This is a relief, as one of the greatest strengths of the Lord of the Rings films was the gorgeous New Zealand landscapes used to represent Middle-earth. Who knows the degree to which the look of The Hobbit might’ve been compromised had it been forced to shoot elsewhere. No official statement has been made revoking the announced plans to move production to Eastern Europe, but who knows if that was more than a threat to begin with, as pre-production didn’t seem to be halted by the change. Fingers crossed: Peter Jackson will likely film in New Zealand as originally intended.
With the labor issues resolved, the films can finally move ahead as planned, meaning we can expect to see The Hobbit in front of cameras by February of 2011. Hooray for that.
Martin Freeman is starring as Bilbo Baggins, and Jimmy Nesbitt, Michael Fassbender, and David Tennant are also up for roles. And if all goes as expected, Ian McKellan and Andy Serkis will be reprising their roles as Gandalf and Gollum, respectively. The films are planned for release December 2012 and 2013.
Here’s the statement issued by SAG:
Statement Regarding the Feature Film Production The Hobbit
Los Angeles (October 20, 2010) – Screen Actors Guild today released the following statement regarding the feature film production The Hobbit:
“Today, our sister union New Zealand Actors Equity issued a statement recommending all international performer unions rescind their member advisories on the feature film production The Hobbit. In light of this recommendation, Screen Actors Guild will be alerting its members that they are now free to accept engagements, under Screen Actors Guild contract terms and conditions, on The Hobbit.”
And here’s the statement issued by AFTRA:
IMPORTANT NOTICE TO AFTRA MEMBERS
AFTRA Members May Now Accept Work on The Hobbit
NZ Actors Equity today recommended that the international performer unions of FIA withdraw their respective member advisories prohibiting members from accepting employment on the theatrical motion picture The Hobbit.
In light of this advisory and the recommendation from NZ Actors Equity, AFTRA hereby notifies all members that they may now accept employment on The Hobbit, under Screen Actors Guild contract terms and conditions.

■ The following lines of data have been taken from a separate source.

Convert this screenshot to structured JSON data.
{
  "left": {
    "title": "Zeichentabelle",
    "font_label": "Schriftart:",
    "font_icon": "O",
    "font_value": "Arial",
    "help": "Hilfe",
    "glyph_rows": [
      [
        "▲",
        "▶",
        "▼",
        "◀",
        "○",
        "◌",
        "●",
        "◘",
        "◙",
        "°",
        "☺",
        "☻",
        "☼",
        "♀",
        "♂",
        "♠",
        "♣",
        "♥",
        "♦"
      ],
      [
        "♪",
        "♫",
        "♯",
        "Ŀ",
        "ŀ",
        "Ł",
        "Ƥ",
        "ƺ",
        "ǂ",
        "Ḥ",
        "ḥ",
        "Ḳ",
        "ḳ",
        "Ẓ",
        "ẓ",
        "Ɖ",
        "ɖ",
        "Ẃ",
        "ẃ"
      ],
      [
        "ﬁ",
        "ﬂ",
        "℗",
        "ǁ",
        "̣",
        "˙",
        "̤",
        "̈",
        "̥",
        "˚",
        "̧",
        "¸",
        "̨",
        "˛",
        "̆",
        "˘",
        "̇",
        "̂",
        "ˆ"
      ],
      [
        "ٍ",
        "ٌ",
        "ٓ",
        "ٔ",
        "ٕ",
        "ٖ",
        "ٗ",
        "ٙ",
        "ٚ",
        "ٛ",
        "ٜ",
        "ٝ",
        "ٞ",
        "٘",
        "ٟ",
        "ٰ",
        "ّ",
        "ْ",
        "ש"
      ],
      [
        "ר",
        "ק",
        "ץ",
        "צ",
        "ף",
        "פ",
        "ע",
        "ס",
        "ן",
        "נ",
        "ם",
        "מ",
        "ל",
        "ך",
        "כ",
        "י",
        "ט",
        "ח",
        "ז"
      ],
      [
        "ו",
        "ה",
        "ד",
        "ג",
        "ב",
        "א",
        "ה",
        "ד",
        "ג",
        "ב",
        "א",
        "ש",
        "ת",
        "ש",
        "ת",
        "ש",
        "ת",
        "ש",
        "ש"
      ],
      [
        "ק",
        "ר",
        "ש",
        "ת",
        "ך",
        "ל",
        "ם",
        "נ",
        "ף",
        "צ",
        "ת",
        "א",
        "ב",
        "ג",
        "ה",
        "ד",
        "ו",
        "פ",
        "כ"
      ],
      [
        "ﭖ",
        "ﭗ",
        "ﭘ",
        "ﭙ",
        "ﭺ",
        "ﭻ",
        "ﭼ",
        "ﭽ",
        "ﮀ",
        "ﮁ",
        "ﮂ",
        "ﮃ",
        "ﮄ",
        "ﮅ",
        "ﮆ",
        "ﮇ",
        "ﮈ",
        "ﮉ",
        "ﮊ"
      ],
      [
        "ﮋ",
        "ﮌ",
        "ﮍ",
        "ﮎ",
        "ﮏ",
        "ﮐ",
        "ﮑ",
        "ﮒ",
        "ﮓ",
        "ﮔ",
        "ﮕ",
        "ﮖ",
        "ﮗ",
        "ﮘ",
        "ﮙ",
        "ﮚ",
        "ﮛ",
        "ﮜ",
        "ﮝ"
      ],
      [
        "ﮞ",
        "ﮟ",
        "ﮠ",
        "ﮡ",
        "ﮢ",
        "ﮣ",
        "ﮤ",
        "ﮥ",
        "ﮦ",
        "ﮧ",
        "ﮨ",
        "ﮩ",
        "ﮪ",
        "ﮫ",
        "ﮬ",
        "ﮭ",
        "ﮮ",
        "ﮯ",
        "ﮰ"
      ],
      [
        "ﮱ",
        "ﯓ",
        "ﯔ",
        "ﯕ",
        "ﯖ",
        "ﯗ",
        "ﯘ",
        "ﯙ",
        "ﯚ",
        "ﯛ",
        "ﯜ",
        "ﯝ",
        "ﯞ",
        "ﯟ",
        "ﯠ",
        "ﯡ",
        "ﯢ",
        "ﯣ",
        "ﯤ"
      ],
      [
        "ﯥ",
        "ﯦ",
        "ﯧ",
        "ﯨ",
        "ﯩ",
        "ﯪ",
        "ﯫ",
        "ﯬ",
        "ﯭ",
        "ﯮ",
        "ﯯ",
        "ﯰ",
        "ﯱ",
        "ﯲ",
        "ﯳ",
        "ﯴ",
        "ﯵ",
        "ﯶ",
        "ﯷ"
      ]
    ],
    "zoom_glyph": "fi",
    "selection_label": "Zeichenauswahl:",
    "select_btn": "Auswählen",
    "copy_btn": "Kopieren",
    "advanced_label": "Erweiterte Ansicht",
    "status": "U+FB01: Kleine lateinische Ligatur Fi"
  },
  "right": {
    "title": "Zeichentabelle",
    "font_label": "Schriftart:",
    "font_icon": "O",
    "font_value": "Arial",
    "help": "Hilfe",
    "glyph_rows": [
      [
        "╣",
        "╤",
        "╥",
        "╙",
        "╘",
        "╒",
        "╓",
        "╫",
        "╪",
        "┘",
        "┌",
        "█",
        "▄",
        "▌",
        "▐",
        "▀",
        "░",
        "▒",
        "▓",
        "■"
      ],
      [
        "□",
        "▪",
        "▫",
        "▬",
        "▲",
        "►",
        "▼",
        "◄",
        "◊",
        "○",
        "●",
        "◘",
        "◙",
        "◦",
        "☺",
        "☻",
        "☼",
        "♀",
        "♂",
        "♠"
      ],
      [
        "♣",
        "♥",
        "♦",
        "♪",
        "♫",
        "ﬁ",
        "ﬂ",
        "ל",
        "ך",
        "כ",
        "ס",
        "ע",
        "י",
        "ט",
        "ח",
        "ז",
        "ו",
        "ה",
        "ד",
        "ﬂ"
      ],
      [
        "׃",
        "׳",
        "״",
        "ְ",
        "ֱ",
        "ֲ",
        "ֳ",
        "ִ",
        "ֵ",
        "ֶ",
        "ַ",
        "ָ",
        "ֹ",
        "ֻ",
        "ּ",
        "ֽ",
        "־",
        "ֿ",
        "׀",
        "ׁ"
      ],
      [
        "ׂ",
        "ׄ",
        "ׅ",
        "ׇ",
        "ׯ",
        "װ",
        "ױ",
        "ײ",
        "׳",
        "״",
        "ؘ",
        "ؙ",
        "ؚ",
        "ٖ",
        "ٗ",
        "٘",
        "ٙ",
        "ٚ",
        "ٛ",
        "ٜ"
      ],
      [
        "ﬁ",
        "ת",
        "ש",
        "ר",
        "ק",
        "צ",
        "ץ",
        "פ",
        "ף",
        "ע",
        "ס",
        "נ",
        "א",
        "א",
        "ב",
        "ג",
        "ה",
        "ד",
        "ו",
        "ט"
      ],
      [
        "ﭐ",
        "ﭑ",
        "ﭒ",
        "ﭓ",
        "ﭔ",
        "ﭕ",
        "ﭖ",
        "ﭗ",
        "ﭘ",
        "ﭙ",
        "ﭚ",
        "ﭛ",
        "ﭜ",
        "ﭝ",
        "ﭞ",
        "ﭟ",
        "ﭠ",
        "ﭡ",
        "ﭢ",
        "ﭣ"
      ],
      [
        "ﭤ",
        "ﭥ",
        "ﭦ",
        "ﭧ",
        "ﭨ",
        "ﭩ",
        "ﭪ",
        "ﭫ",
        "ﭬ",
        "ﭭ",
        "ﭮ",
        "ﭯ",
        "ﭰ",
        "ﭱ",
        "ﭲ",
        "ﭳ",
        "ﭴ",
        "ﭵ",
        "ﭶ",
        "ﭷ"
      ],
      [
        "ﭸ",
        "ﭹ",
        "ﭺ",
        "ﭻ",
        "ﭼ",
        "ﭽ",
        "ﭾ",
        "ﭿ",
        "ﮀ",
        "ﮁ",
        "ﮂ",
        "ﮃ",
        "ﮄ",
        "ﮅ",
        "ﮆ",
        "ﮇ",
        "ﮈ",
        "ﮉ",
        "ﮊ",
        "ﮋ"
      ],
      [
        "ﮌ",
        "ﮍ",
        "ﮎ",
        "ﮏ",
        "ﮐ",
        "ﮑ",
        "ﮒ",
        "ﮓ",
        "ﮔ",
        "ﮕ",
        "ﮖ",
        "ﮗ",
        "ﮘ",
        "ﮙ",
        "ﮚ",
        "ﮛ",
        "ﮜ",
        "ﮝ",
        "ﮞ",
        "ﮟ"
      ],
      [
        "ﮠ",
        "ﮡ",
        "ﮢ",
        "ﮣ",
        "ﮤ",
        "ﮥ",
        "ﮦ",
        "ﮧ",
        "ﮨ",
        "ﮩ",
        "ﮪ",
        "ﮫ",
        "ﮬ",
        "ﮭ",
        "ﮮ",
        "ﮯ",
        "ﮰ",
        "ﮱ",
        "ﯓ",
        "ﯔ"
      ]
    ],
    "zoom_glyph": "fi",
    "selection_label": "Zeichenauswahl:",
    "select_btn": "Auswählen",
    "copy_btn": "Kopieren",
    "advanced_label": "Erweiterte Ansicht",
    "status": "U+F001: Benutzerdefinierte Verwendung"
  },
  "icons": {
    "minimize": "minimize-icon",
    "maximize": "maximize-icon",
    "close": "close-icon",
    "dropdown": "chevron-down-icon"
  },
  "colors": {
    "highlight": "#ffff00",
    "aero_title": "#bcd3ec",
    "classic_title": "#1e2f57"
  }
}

We thank you for your show of solidarity with our international brothers and sisters.